How to make turbulent times work for your career
By Lawrence Wakefield
The world in 2016 is an uncertain one. Britain is leaving the EU, and no one seems to know what that will mean. A bonkers billionaire is about to become president of the United States, and no one seems to know what that will mean either. In the news there’s talk about a climate apocalypse, robots of the future stealing all our jobs, and as if that wasn’t enough, the dependably brilliant John Lewis Christmas advert isn’t even that good this year.
As a job hunter or career ladder climber, you might worry about what all this means for you (other than a few less tears in the commercial breaks over the festive season). The signs don’t look great: job adverts fell by 700,000 following the Brexit vote, nearly half of all jobs are at risk of automation in the not too distant future, and Trump’s victory has brought instability to the UK’s financial position. But some evidence shows there may be reason to be optimistic, and the good news is that there are steps you can take to help weatherproof your career against any brewing storm.
“It’s true that political volatility can unfortunately translate into job market chaos,” says Cheryl Simpson, a career and job search coach. While noting that “it’s too soon to tell at present” how recent events will affect the job market, she believes it’s becoming increasingly clear that workers need to do a more proactive job of managing their careers — whether they are currently looking for work or not.
But how do you go about job searching, nurturing your career, or even holding onto the position you’ve got in such unpredictable times? Here are some ideas:
Specialise — but generalise too
When it comes to staying employable in a precarious jobs market, should you go all in on becoming a specialist in your field, or keep your field of opportunity as wide as possible by becoming a jack of all trades? The answer may lay in doing a bit of both.

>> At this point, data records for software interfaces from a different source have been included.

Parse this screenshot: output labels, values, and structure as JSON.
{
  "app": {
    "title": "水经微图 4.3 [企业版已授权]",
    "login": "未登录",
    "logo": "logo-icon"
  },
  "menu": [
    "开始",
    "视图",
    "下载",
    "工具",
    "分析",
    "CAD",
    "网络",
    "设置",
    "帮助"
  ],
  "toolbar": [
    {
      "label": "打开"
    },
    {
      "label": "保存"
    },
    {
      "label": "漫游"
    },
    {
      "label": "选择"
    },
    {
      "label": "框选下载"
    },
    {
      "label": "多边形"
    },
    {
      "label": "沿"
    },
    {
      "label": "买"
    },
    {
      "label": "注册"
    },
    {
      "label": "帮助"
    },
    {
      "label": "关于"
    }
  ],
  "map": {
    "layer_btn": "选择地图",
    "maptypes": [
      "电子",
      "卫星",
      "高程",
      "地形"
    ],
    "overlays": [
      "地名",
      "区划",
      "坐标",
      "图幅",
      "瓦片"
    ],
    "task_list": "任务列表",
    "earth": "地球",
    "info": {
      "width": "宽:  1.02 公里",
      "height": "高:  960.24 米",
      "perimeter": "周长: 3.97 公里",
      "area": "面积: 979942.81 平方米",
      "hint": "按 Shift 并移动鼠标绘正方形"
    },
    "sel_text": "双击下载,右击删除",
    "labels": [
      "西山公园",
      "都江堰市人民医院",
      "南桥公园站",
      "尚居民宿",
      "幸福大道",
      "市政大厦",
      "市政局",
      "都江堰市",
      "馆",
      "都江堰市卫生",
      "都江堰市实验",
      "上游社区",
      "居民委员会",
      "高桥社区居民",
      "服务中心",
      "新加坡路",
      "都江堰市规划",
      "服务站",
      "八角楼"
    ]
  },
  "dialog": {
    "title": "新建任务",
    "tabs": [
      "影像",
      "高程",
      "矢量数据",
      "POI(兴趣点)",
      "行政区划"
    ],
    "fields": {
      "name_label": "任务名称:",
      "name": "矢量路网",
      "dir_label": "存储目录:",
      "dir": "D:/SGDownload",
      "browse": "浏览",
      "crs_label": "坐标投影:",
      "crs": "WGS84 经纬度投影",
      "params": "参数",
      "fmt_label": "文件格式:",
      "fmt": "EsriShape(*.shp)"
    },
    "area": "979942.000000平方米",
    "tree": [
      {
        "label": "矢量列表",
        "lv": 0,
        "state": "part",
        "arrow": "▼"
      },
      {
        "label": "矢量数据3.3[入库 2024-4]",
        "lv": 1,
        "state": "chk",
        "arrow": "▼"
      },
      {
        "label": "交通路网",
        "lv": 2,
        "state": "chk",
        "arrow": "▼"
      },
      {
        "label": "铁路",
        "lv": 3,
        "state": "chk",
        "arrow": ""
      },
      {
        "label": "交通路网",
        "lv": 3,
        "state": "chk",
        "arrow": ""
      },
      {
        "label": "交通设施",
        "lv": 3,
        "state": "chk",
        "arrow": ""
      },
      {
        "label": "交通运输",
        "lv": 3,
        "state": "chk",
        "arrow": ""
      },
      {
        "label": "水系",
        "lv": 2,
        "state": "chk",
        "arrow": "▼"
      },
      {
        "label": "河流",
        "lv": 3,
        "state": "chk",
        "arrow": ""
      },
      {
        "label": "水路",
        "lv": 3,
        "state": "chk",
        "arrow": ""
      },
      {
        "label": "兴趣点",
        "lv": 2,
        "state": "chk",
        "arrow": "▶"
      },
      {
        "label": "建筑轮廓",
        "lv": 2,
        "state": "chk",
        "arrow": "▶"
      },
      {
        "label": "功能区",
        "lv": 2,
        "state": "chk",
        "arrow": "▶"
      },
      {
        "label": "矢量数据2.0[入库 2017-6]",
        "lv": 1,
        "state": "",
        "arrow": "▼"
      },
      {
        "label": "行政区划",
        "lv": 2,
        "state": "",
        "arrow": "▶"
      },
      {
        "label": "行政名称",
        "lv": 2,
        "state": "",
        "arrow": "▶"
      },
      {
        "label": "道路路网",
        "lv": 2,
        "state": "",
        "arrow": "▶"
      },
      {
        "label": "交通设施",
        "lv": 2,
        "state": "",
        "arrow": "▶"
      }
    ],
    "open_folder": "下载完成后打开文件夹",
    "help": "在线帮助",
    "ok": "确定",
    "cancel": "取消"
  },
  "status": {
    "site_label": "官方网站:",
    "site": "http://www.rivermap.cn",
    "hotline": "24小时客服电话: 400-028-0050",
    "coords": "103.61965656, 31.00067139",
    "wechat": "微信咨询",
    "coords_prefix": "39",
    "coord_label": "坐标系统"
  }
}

“It really depends on the job,” says Dr Harry Freedman of the Careersadvicecentre.com. “In a technical job, you should try to specialise around core tech skills and keep up to date with new technologies in your specialist field. In a people-facing job, you should try to broaden your skills to make them as valuable as possible to the widest possible audience.”
Sofie Lundberg, content executive at graduate job site Milkround, agrees that it’s important to consider the kind of work you want to do, but adds that a well rounded range of ‘soft skills’ will stand you in good stead, whatever your career goals may be.
“A well-developed skill base has become a key requirement for many top UK employers,” she says. “Candidates should look into which skills are requested the most by their preferred employers and then strive to add them to their skill-set.”
Once you’ve dazzled a potential employer with your spread of soft and technical skills, how do you go about making sure your position is safe when the going gets tough? Redundancies may sometimes be unavoidable, but, according to Lundberg, there are things you can do to ensure your name is at the bottom of the list when it comes to making cuts.
“Be reliable. Ensure that your employer knows that you keep time, that you attend meetings prepared, that you will complete a task you have been given,” she says, adding that you should also not be afraid to suggest ways things could be done differently. “Don’t just highlight what should be changed, offer solutions. This shows that you not only have a sharp eye, but that you take charge and strive to improve both yourself and the company.”
For Freedman, it’s about realising what you bring to the company that no-one else does — and building on it. “Understand what you uniquely offer the employer and play to your skills,” he says. “And make sure that your achievements are recognised — without bragging!”
Be ready for robots
Political uncertainty aside, there is also the ever looming threat of fast-improving tech that could pave the way for automation to replace all of our jobs in years to come. According to Oxford university economists Dr Carl Frey and Dr Michael Osborne, 40% of all jobs are at risk of being lost to computers over the next 20 years. But according to Freeman, it might not be time to panic just yet. “Computers were supposed to usher in an age of leisure but we are all working harder. Robots are likely to do the same,” he says.
However, Simpson is more cautious, and suggests taking steps to robot-proof your career. “Workers who take the time to invest in the right credentials, develop superior people skills, and broaden their skills base are much less likely to be displaced by a robot, no matter how sophisticated it might be,” she says. Lundberg adds that some sectors are more at risk of automation than others. “I don’t think we will be seeing a robot lawyer any time soon!” she says.
Keep calm and carry on
Ultimately, uncertain times don’t have to mean armageddon for your career, but as Simpson suggests, it pays to keep an eye out for trouble and expect the unexpected. “Monitor your employer’s financial health and your industry’s overall well-being so you can see the writing on the wall that unwanted change lies ahead,” she says, adding that by consistently networking and working on your skills you’ll be ready to find a job before you’re even thinking of looking for one.
While everyone will face potential challenges over the course of their working life, Lundberg says you shouldn’t worry too much about hypothetical dangers. “It is impossible to protect yourself against every circumstance that may or may not come true,” she says. “The job market will always swing up and down – a career can last 50 years!”